Grammy? Check. MacArthur artist grant? Check. eighth blackbird continues to astound during its MCA residency.
Grammy Award-winning eighth blackbird is defying expectations with its latest residency, which is taking place not at a university, as is typical, but at the Museum of Contemporary Art. And rather than the usual smattering of open events that accompany such stays, the Chicago-based contemporary sextet is rehearsing publicly in a gallery there five days a week for at least three hours when not on tour.
“It’s been a really interesting experiment,” says cellist Nicholas Photinos. “We initially thought: Oh, is it going to be strange? Everybody can just watch us, and is it going to feel like we’re just out there in our underwear? But it really doesn’t.”
Regular concerts also have been a big part of the 10-month residency that runs through June; a highlight comes March 25 and 26 with a program featuring a new work by Bryce Dessner.

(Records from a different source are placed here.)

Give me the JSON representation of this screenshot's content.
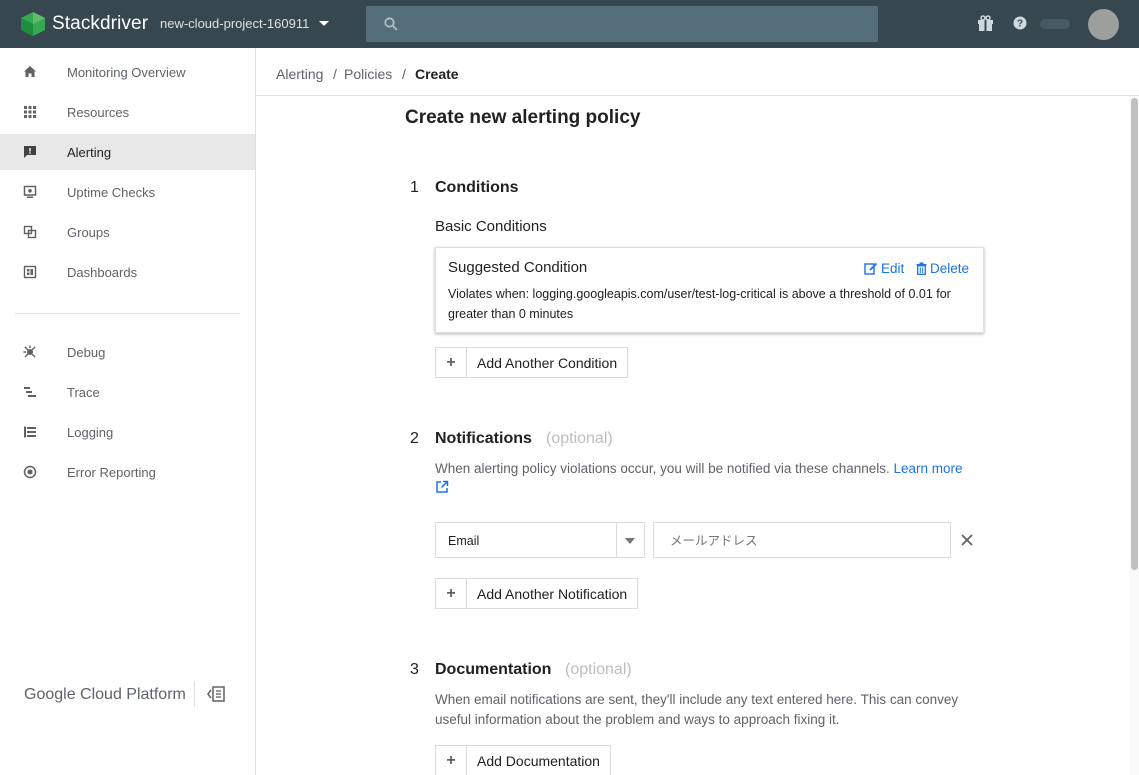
{
  "app": {
    "name": "Stackdriver",
    "project": "new-cloud-project-160911"
  },
  "colors": {
    "topbar": "#37474f",
    "accent": "#1a73e8",
    "logo_green": "#34a853"
  },
  "sidebar": {
    "items": [
      {
        "label": "Monitoring Overview",
        "icon": "home-icon"
      },
      {
        "label": "Resources",
        "icon": "grid-icon"
      },
      {
        "label": "Alerting",
        "icon": "alert-icon",
        "active": true
      },
      {
        "label": "Uptime Checks",
        "icon": "monitor-icon"
      },
      {
        "label": "Groups",
        "icon": "groups-icon"
      },
      {
        "label": "Dashboards",
        "icon": "dashboard-icon"
      },
      {
        "label": "Debug",
        "icon": "debug-icon"
      },
      {
        "label": "Trace",
        "icon": "trace-icon"
      },
      {
        "label": "Logging",
        "icon": "logging-icon"
      },
      {
        "label": "Error Reporting",
        "icon": "error-reporting-icon"
      }
    ],
    "footer": "Google Cloud Platform"
  },
  "breadcrumb": {
    "items": [
      "Alerting",
      "Policies",
      "Create"
    ]
  },
  "page": {
    "title": "Create new alerting policy"
  },
  "conditions": {
    "number": "1",
    "title": "Conditions",
    "subtitle": "Basic Conditions",
    "card": {
      "title": "Suggested Condition",
      "description": "Violates when: logging.googleapis.com/user/test-log-critical is above a threshold of 0.01 for greater than 0 minutes",
      "edit_label": "Edit",
      "delete_label": "Delete"
    },
    "add_label": "Add Another Condition"
  },
  "notifications": {
    "number": "2",
    "title": "Notifications",
    "optional": "(optional)",
    "description": "When alerting policy violations occur, you will be notified via these channels.",
    "learn_more": "Learn more",
    "channel_type": "Email",
    "address_placeholder": "メールアドレス",
    "add_label": "Add Another Notification"
  },
  "documentation": {
    "number": "3",
    "title": "Documentation",
    "optional": "(optional)",
    "description": "When email notifications are sent, they'll include any text entered here. This can convey useful information about the problem and ways to approach fixing it.",
    "add_label": "Add Documentation"
  }
}
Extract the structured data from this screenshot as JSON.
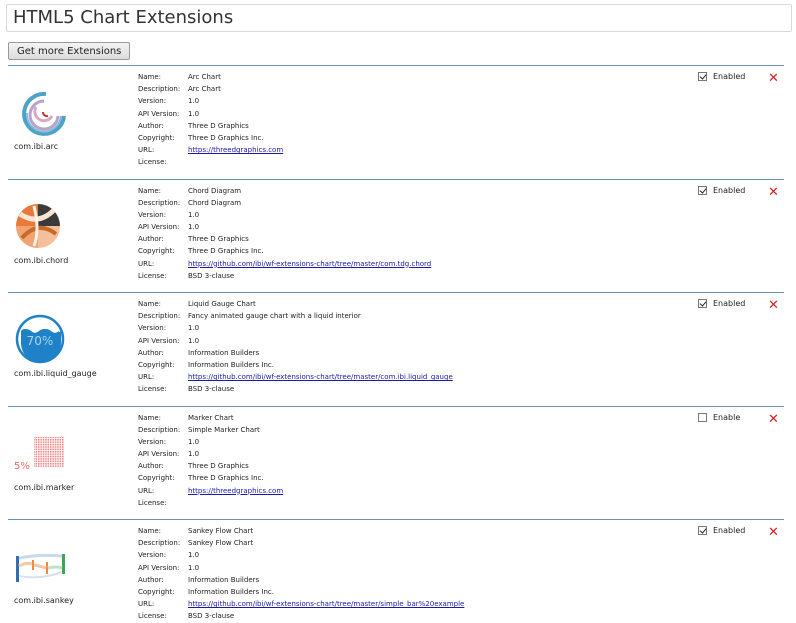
{
  "header": {
    "title": "HTML5 Chart Extensions"
  },
  "toolbar": {
    "get_more_label": "Get more Extensions"
  },
  "field_labels": {
    "name": "Name:",
    "description": "Description:",
    "version": "Version:",
    "api_version": "API Version:",
    "author": "Author:",
    "copyright": "Copyright:",
    "url": "URL:",
    "license": "License:"
  },
  "extensions": [
    {
      "id": "com.ibi.arc",
      "icon": "arc-chart-icon",
      "name": "Arc Chart",
      "description": "Arc Chart",
      "version": "1.0",
      "api_version": "1.0",
      "author": "Three D Graphics",
      "copyright": "Three D Graphics Inc.",
      "url": "https://threedgraphics.com",
      "license": "",
      "enabled": true,
      "enable_label": "Enabled"
    },
    {
      "id": "com.ibi.chord",
      "icon": "chord-diagram-icon",
      "name": "Chord Diagram",
      "description": "Chord Diagram",
      "version": "1.0",
      "api_version": "1.0",
      "author": "Three D Graphics",
      "copyright": "Three D Graphics Inc.",
      "url": "https://github.com/ibi/wf-extensions-chart/tree/master/com.tdg.chord",
      "license": "BSD 3-clause",
      "enabled": true,
      "enable_label": "Enabled"
    },
    {
      "id": "com.ibi.liquid_gauge",
      "icon": "liquid-gauge-icon",
      "icon_text": "70%",
      "name": "Liquid Gauge Chart",
      "description": "Fancy animated gauge chart with a liquid interior",
      "version": "1.0",
      "api_version": "1.0",
      "author": "Information Builders",
      "copyright": "Information Builders Inc.",
      "url": "https://github.com/ibi/wf-extensions-chart/tree/master/com.ibi.liquid_gauge",
      "license": "BSD 3-clause",
      "enabled": true,
      "enable_label": "Enabled"
    },
    {
      "id": "com.ibi.marker",
      "icon": "marker-chart-icon",
      "icon_text": "5%",
      "name": "Marker Chart",
      "description": "Simple Marker Chart",
      "version": "1.0",
      "api_version": "1.0",
      "author": "Three D Graphics",
      "copyright": "Three D Graphics Inc.",
      "url": "https://threedgraphics.com",
      "license": "",
      "enabled": false,
      "enable_label": "Enable"
    },
    {
      "id": "com.ibi.sankey",
      "icon": "sankey-chart-icon",
      "name": "Sankey Flow Chart",
      "description": "Sankey Flow Chart",
      "version": "1.0",
      "api_version": "1.0",
      "author": "Information Builders",
      "copyright": "Information Builders Inc.",
      "url": "https://github.com/ibi/wf-extensions-chart/tree/master/simple_bar%20example",
      "license": "BSD 3-clause",
      "enabled": true,
      "enable_label": "Enabled"
    }
  ],
  "colors": {
    "delete": "#d62020",
    "link": "#1a1aa6",
    "divider": "#6d8fb0"
  }
}
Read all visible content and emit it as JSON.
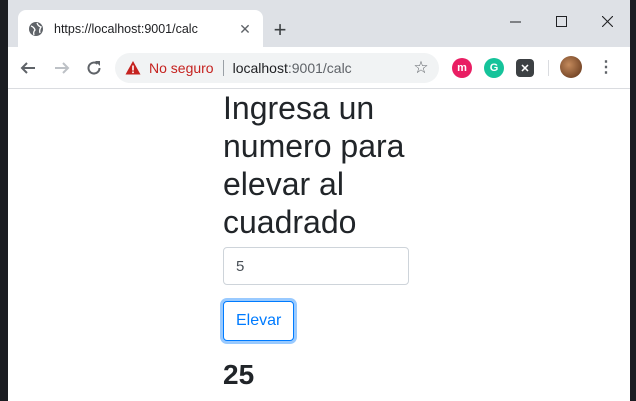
{
  "browser": {
    "tab_title": "https://localhost:9001/calc",
    "tab_close": "✕",
    "new_tab": "+",
    "insecure_label": "No seguro",
    "url_host": "localhost",
    "url_path": ":9001/calc",
    "menu": "⋮"
  },
  "page": {
    "heading": "Ingresa un numero para elevar al cuadrado",
    "input_value": "5",
    "button_label": "Elevar",
    "result": "25"
  },
  "colors": {
    "primary": "#007bff",
    "insecure": "#c5221f",
    "titlebar": "#dee1e6"
  }
}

Although perhaps best known as the guitarist for the famed indie-rock band The National, the multifaceted musician has a significant presence in the classical realm, having written commissions for such major ensembles as the Kronos Quartet and Los Angeles Philharmonic.
This concert will feature his “Murder Ballades,” a set of sometimes haunting, sometimes propulsive short works that are all based—some more distantly than others—on American folk tunes like “Pretty Polly” or “Omie Wise” that chronicle often-gruesome killings. Dessner calls it a “big about-face” from his earlier more Eurocentric music—a move that seemed appropriate to him for this open-minded ensemble. “They have such a broad approach to programming,” he says. “So, I was thinking: I’m going to look into writing something really American.”
eighth blackbird recorded the piece for its 2016 Grammy-winning album, Filament, and Dessner has since added a few more sections. The expanded version will be featured at the MCA along with a work by Frederic Rzewski and the Chicago premier of Ghostlight, a piece the group commissioned from hot composer David T. Little. 7:30pm, tickets $30, 220 E. Chicago Ave., 312.397.4010